Sponsor. An innocuous little two-syllable word. But in the roughhouse world of New York real estate, the sponsor — the party who creates a co-op or condo either by converting a rental building or erecting a new structure — is often seen as a villain. Sponsor, in the eyes of many co-op shareholders and condo unit-owners, is one very dirty little word. in part two of our three-part special report on sponsors retaining control past the deadlines set by law, we look at how owning even less than one-third of a co-op's apparent can thwart progress and change.
June 17, 2013
Recent news affecting co-op / condo buyers, sellers, boards and residents. This week, one of the city's biggest landlords enacts one of the largest smoking bans in the country, with reverberations for co-ops and condos. A shareholder sues a co-op board over a newly blocked view. A veterans' loan-guarantee program, common throughout the country, gets no respect in New York.

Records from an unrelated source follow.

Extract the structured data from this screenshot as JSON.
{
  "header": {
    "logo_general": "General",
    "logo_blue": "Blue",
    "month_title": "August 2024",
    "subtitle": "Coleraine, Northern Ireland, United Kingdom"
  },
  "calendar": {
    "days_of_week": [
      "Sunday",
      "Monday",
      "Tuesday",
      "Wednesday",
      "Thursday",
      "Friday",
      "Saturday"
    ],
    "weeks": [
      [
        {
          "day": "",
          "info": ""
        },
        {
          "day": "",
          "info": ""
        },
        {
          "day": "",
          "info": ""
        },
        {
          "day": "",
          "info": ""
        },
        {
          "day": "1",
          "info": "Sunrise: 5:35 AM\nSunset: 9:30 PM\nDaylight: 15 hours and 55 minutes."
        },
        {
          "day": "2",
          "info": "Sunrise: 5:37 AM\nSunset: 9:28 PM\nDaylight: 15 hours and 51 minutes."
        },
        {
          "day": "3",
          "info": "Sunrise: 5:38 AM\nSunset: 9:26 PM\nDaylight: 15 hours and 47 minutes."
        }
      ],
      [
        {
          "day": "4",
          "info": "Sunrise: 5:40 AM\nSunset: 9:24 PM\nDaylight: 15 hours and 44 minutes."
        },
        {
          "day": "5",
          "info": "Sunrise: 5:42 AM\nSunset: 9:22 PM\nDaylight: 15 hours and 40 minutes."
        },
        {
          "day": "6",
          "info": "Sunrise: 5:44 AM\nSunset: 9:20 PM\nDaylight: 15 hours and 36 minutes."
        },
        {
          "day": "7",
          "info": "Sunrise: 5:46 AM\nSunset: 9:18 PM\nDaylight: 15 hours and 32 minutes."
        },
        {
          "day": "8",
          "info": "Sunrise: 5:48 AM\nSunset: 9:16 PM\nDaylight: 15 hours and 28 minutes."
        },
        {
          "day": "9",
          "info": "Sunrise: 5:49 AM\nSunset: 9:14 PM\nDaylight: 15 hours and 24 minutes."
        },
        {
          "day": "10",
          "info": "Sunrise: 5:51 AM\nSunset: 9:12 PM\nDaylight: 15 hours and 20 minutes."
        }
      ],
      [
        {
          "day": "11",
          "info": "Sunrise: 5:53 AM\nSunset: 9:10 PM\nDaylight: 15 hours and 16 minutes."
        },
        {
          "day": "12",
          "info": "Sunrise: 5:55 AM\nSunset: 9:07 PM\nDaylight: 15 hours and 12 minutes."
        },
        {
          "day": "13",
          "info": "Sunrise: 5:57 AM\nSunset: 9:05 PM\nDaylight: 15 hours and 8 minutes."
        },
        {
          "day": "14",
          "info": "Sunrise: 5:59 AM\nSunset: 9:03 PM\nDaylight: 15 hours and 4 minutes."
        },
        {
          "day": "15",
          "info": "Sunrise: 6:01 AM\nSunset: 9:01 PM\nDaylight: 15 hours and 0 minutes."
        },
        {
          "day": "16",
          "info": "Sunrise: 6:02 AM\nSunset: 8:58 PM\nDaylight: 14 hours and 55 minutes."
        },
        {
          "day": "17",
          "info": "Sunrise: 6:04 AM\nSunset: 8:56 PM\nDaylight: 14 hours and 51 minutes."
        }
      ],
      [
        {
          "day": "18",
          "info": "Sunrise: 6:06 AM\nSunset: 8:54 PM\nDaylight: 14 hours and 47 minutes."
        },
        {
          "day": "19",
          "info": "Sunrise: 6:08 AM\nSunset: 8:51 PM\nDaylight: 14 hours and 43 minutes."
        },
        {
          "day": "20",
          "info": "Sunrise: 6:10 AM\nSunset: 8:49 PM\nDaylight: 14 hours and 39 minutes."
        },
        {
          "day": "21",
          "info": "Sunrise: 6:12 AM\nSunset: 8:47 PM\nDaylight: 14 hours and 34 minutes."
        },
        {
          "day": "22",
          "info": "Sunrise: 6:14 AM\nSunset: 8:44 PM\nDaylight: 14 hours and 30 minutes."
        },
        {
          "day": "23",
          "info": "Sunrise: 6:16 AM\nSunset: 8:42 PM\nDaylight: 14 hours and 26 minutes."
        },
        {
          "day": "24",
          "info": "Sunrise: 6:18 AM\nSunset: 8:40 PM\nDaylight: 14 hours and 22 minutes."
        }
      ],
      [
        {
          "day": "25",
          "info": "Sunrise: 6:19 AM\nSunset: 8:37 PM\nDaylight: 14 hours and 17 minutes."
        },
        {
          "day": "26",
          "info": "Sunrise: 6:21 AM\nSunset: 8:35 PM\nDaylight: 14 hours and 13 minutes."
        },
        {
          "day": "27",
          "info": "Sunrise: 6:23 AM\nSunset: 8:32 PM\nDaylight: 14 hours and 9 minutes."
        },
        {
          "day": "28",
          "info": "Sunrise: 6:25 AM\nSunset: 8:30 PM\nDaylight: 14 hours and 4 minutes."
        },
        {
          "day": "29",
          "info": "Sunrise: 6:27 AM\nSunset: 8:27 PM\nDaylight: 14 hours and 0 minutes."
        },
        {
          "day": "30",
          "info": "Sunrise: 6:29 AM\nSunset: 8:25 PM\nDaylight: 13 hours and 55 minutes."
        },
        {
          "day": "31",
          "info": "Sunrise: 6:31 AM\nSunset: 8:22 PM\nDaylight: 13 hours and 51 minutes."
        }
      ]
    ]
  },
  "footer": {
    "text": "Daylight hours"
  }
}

And married co-op and condo owners are taking in roommates,
Written by Richard Siegler and Dale J. Degenshein on May 21, 2013
In December 2007, the original sponsor of 75 East End Avenue's 1974 co-op conversion sold Simon Elias and Izak Senbahar unsold shares representing 18 apartments. The proprietary lease states that unsold shares stay "unsold" until an actual occupant buys them. Because Elias and Senbahar did not purchase the shares for occupancy and never lived in the apartment, their shares remained "unsold." Selling these unsold shares required only the consent of the managing agent, but the co-op board also had a policy, the "financing rule," that said the board wouldn't consent to a sale if the buyer proposed to finance more than two-thirds of the purchase price. And therein came the hitch.
Written by Ronda Kaysen on April 11, 2013
In 2011, the Upper East Side co-op Tower East took a major step toward improving its energy efficiency. It had always used a master-meter to track electricity usage, dividing the electric charges among residents based on their shares. The problem with relying only on a master-meter is that, because they never see an electric bill, residents tend to waste electricity. By installing a meter in each unit, residents know what they use and, consequently, have to pay more if they forget to turn their lights off. So how do co-op and condo boards convince them to switch from master meter to submeters?
Written by Ronda Kaysen on May 09, 2013
A major challenge when submetering a building is that workers must get access to each apartment. If crews have trouble doing that, it can delay the entire process, adding to the final cost. Installing submeters in 132 units, as was done at the Upper East Side co-op Tower East, can take two months, as resident schedules need to be accommodated and damage to paneling and walls might need to be repaired.
April 22, 2013
Recent news affecting co-op / condo buyers, sellers, boards and residents. This week, a Brighton Beach condominium goes from lawsuits to protests over a public toilet its residents say is in the wrong place — blocking their ocean views. Plus, the noisy saga of 199 Bowery continues; a condo buyer who pulled out of a deal not only lost the deposit but owes $577,000 in legal fees; and looking to buy? Dont' overlook The Bronx! Plus, for condo and co-op boards, we've a Sandy-related lawsuit, a lawyer's thoughts on absentee ownership and more.
April 15, 2013
Recent news affecting co-op / condo buyers, sellers, boards and residents. Quite the tabloid week this week, as police tell more about the Penn South embezzlement, as international money-laundering sends a Chelsea condominium apartment into auction, and as a suspect is arrested in a Co-op City killing. Plus, a bathroom may block views, a "maintenance-free" co-op and are Manhattan apartment prices up or down?
Co-op and condo board business broken down into bite-sized bits - 2 stories each week. Read now on all digital devices.
A free digital resource for co-op/condo board directors. Published twice a month. Read now on all digital devices.